#56TIL for centuries, Poland was home to the largest and most significant Jewish community in the world. Poland sheltered Jews persecuted and expelled from various European countries. About three-quarters of the world's Jews lived in Poland by the middle of the 16th century.
Image credits: redwhiterosemoon
#57TIL Mariah Carey wrote and recorded a secret grunge album under the pseudonym "Chick" because Sony thought it would ruin her image
Image credits: HallowGoob
#58TIL Thomas Jefferson said that his Virginia Act for Establishing Religious Freedom was “meant to comprehend, within the mantle of its protection, the Jew, the Gentile, the Christian and the Mahometan, the Hindoo and Infidel of every denomination.” It's on his grave as 1 of 3 great accomplishments.
Image credits: Johnny_Banana18
#59TIL that In 1915, a man named Charles Hatfield convinced the town of San Diego that he could create rainfall using a secret mix of chemicals. The city offered to pay him $10,000 if he could end their drought, and the result, a few days later, was the town’s worst flood of the 20th century.
Image credits: UnknownAlien123
#60TIL Hummingbirds are one of the fastest animals on Earth relative to their body size. They can cover more body lengths per second than any other vertebrate and for their size can outpace fighter jets and the space shuttle – all while withstanding g-forces that would make a fighter pilot blackout.
Image credits: WhileFalseRepeat

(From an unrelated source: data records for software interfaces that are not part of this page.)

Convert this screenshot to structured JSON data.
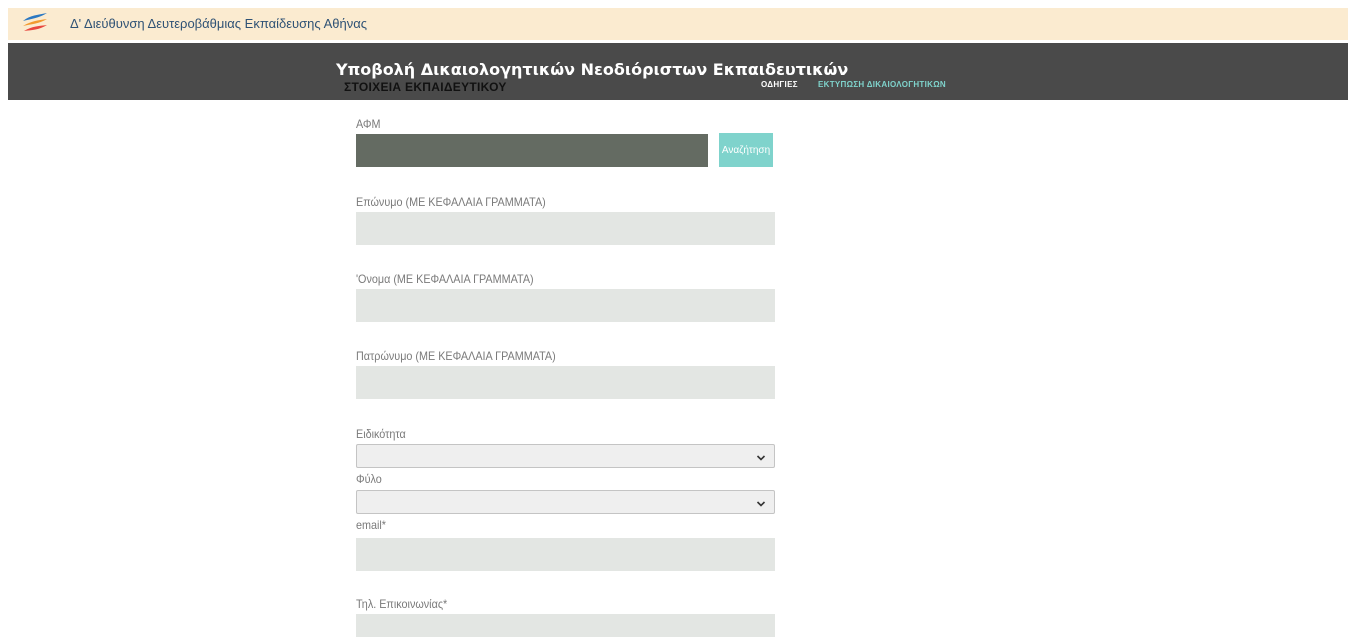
{
  "topbar": {
    "site_title": "Δ' Διεύθυνση Δευτεροβάθμιας Εκπαίδευσης Αθήνας"
  },
  "header": {
    "title": "Υποβολή Δικαιολογητικών Νεοδιόριστων Εκπαιδευτικών",
    "section": "ΣΤΟΙΧΕΙΑ ΕΚΠΑΙΔΕΥΤΙΚΟΥ",
    "nav": {
      "guide": "ΟΔΗΓΙΕΣ",
      "print": "ΕΚΤΥΠΩΣΗ ΔΙΚΑΙΟΛΟΓΗΤΙΚΩΝ"
    }
  },
  "form": {
    "afm_label": "ΑΦΜ",
    "afm_value": "",
    "search_label": "Αναζήτηση",
    "surname_label": "Επώνυμο (ΜΕ ΚΕΦΑΛΑΙΑ ΓΡΑΜΜΑΤΑ)",
    "surname_value": "",
    "name_label": "'Ονομα (ΜΕ ΚΕΦΑΛΑΙΑ ΓΡΑΜΜΑΤΑ)",
    "name_value": "",
    "father_label": "Πατρώνυμο (ΜΕ ΚΕΦΑΛΑΙΑ ΓΡΑΜΜΑΤΑ)",
    "father_value": "",
    "specialty_label": "Ειδικότητα",
    "specialty_value": "",
    "gender_label": "Φύλο",
    "gender_value": "",
    "email_label": "email*",
    "email_value": "",
    "phone_label": "Τηλ. Επικοινωνίας*",
    "phone_value": ""
  },
  "colors": {
    "topbar_bg": "#fbebd0",
    "header_bg": "#4a4a4a",
    "accent": "#7fd3cc",
    "input_bg": "#e3e6e3",
    "afm_bg": "#646b62"
  },
  "icons": {
    "logo": "logo-icon",
    "select_chevron": "chevron-down-icon"
  }
}
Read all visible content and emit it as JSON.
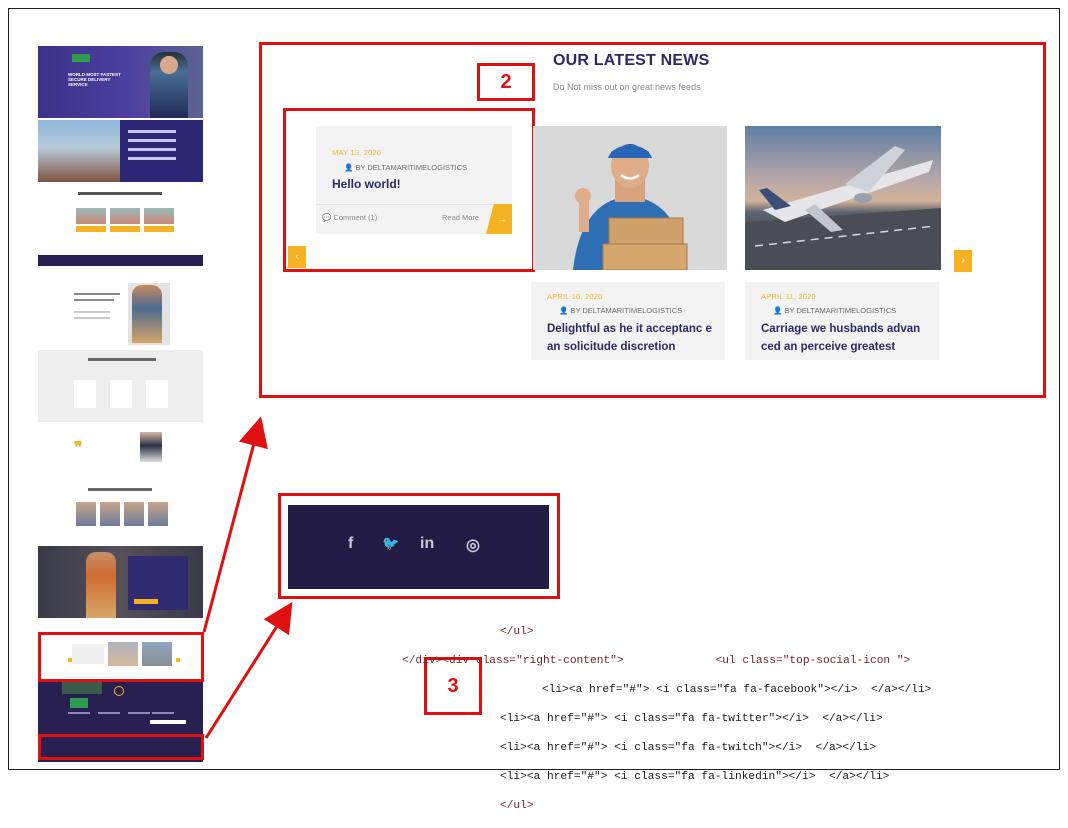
{
  "news": {
    "title": "OUR LATEST NEWS",
    "subtitle": "Do Not miss out on great news feeds",
    "cards": [
      {
        "date": "MAY 13, 2020",
        "author": "BY DELTAMARITIMELOGISTICS",
        "title": "Hello world!",
        "comments": "Comment (1)",
        "read_more": "Read More"
      },
      {
        "date": "APRIL 10, 2020",
        "author": "BY DELTAMARITIMELOGISTICS",
        "title": "Delightful as he it acceptanc e an solicitude discretion"
      },
      {
        "date": "APRIL 11, 2020",
        "author": "BY DELTAMARITIMELOGISTICS",
        "title": "Carriage we husbands advan ced an perceive greatest"
      }
    ]
  },
  "thumbnail": {
    "hero_text": "WORLD MOST FASTEST SECURE DELIVERY SERVICE"
  },
  "social": {
    "icons": [
      "f",
      "🐦",
      "in",
      "◎"
    ]
  },
  "labels": {
    "box2": "2",
    "box3": "3"
  },
  "code_lines": [
    "</ul>",
    "</div><div class=\"right-content\">",
    "<ul class=\"top-social-icon \">",
    "<li><a href=\"#\"> <i class=\"fa fa-facebook\"></i>  </a></li>",
    "<li><a href=\"#\"> <i class=\"fa fa-twitter\"></i>  </a></li>",
    "<li><a href=\"#\"> <i class=\"fa fa-twitch\"></i>  </a></li>",
    "<li><a href=\"#\"> <i class=\"fa fa-linkedin\"></i>  </a></li>",
    "</ul>"
  ],
  "colors": {
    "accent": "#f5b324",
    "navy": "#2c2a66",
    "annotation_red": "#e01010",
    "footer": "#221c44"
  }
}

#61TIL Martin Luther enrolled at the University of Erfurt at age 17 to study law which he described as a "beerhouse and whorehouse". He gave up law for philosophy but eventually left university altogether, sold his books, & became a monk.
Image credits: MarineKingPrime_
#62TIL that Teddy Roosevelt enjoyed boxing while president. His sparring partner punched him so hard he lost vision in his eye for the rest of his life. Roosevelt never told the other man what had happened.
Image credits: TrueBirch
#63TIL in the 1990’s, a group of Mazda engineers created a suitcase “car” from a large Samsonite suitcase and a pocket bike; the suitcase car took just a minute to assemble and had a top speed of 30 km/h (18.46 mph)
Image credits: johnnylgarfield
#64TIL Alcatraz's prison guards created the myths about man eating sharks and deadly waters of San Francisco to discourage prisoners from escaping. There is only one recorded shark fatality in San Francisco in 1959
Image credits: Historicalhysteria
#65TIL the role of Hannibal Lecter was turned down by Sean Connery, Al Pacino, Robert De Niro & others. Silence of the Lambs would go on to be the 3rd film in history to win all "Big 5" Academy Awards & upon release in 1991 on VHS, became the most rented film in the United States.
Image credits: MarineKingPrime_
#66TIL Steve Jobs purchased a company from George Lucas in 1986, named it "Pixar", and its first client after being incorporated was Disney.
Image credits: NiltiacSif
#67TIL the explosion that led to the Chernobyl nuclear accident was chemical, driven by gases and steam generated by the core runaway, not by nuclear reactions. No commercial nuclear reactor contains a high enough concentration of U-235 or plutonium to cause a nuclear explosion.
Image credits: f_GOD
#68TIL There was a mysterious culture in Eastern Europe between 5,500 to 2,700 BC which constructed sophisticated, organized, densely-populated settlements - only to burn them to the ground every 60-80 years to rebuild the same settlement as before
Image credits: HydrolicKrane
#69TIL that before Terry Crews was a football player or actor, he was a courtroom sketch artist. He covered the worst murder case in Flint, MI history.
Image credits: LuckyLaceyKS
#70TIL after an obese umpire died during a game, Major League Baseball decided to enforce weight limits. In 1999 under this policy, umpire Eric Gregg was fined $5,000 for exceeding 300lbs.
Image credits: Ok-Needleworker-8876
#71Today I learned that the CIA secretly owned a Swiss company called Crypto AG that maintained offices all over the world and sold products with secret backdoors for the US government and key allies.
Image credits: malayan88
#72TIL Screenwriter Tom Schulman was hired to rewrite the script for Honey I Shrunk the Kids, given only 7 days to overhaul it from a drama into a comedy.
Image credits: SoccerHorse